Alvaro talks about his experiences in Zambia:
“People often wonder what it is that MotoGP riders do during the winter when there are no races. Obviously there is lots of training to be done, but this November I was lucky enough to visit Zambia with the amazing charity, Riders for Health and take part in their Experience Africa adventure.
We arrived in Zambia and had a day to get used to the bikes that we would be riding. They weren’t quite as quick as the ones that I am used to, but they were just right for where we were going.

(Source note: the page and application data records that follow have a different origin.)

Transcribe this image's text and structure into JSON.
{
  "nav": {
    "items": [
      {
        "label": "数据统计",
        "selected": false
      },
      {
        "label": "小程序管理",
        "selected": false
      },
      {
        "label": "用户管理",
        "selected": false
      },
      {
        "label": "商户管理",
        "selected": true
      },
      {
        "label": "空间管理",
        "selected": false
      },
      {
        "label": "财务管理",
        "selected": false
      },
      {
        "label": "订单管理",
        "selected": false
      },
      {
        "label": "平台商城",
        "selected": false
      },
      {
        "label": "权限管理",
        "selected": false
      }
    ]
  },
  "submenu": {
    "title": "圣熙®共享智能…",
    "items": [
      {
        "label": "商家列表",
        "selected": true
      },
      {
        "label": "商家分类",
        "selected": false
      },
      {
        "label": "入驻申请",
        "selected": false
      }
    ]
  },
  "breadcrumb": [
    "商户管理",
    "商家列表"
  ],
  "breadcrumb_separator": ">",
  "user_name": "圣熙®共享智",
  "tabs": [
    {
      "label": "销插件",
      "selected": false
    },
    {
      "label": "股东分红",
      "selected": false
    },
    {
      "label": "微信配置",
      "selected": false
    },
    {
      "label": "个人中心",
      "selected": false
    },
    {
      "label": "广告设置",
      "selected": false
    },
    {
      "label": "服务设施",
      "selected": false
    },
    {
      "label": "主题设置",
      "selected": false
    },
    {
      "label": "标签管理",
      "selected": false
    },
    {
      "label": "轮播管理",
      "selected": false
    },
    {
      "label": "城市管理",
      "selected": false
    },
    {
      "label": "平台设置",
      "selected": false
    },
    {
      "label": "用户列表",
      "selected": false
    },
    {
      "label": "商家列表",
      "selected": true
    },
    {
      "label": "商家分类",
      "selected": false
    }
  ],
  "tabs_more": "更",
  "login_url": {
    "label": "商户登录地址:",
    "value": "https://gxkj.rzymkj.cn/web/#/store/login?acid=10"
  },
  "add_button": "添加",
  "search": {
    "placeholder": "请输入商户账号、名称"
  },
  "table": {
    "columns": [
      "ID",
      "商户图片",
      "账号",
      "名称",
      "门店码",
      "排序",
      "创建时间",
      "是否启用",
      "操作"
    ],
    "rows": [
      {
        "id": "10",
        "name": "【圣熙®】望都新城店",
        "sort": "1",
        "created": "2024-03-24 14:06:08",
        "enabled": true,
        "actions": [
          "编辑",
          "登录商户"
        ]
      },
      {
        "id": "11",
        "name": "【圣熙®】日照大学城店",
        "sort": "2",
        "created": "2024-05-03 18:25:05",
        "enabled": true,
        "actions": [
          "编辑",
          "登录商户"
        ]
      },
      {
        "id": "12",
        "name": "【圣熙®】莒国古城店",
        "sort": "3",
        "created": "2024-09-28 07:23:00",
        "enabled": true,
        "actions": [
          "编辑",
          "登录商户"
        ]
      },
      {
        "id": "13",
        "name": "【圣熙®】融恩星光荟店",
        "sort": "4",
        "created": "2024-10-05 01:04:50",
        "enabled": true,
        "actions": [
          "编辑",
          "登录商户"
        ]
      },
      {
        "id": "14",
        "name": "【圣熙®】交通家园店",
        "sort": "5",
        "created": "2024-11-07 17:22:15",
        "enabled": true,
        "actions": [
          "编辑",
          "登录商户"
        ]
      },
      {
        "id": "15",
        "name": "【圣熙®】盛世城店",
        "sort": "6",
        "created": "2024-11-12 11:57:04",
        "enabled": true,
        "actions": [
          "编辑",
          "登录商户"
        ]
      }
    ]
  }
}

Our first day’s riding was from Lilayi lodge to the Moorings campsite, six hours away, and we were on the bikes before 9am. This was my first time riding through Africa and it was a real eye-opener. When you see how isolated the villages are and how bad the roads and tracks are, it is really obvious what an important job the motorcycles do, and how much they help the health workers.
The riding was great fun and the tracks and off-road routes were all twisting, undulating, fast in places, across a wide variety of surfaces. We road past savannah grasslands, maize crops and into forests.
We were riding for a week and finished our adventure in Livingstone, just a few kilometres from Victoria Falls. I thought that my first days riding had been amazing, but the last two were even better.
We rode through villages and met lots of people, and what amazes me the most is how happy the children are that we meet. Although they have so little, they are so pleased to see us. It is the kind of excitement and happiness that children get in Spain when they see Santa.
I always knew that it was important to support Riders for Health when I donated items to their auctions at Day of Champions and met with fans in the paddock and pit-lane, but to see what they do with the money they raise is amazing.
We visited a clinic and heard how hard it is for the health workers. We met people who had had to walk for many hours to visit the clinic, which had so little.
One of the health workers told us they cared for a village 80 kilometres away. Without a vehicle, how would they ever reach it? The roads are so bad, and the villages are so isolated, it means that it is so important to make sure the health workers have a motorcycle.
We were also told about how Riders for Health looks after vehicles so they never break down. It is easy to see how the rough roads could cause a bike to break. That is why the technicians are so important.
What I will always remember about Zambia was how warm and welcoming everyone was. The children would stop and wave to us. But it was sad to think that these children do not have the chance to be children. We saw one girl, who must have been no older than four or five, carrying her baby sister on her back. She had to look after her sister instead of having the chance to be in school or to play with her friends. In Spain we live to enjoy. In Zambia, they live to survive.
Riders for Health gave me the opportunity to take this incredible adventure, and I would like to say a big thank you to the wonderful friends I met on the ride. They were a fantastic team and I will remember them all.
It has been very important for me to see just how important the work of Riders for Health is, and how the support of all of us in MotoGP is making a difference. It is something that I will remember for the rest of my life.”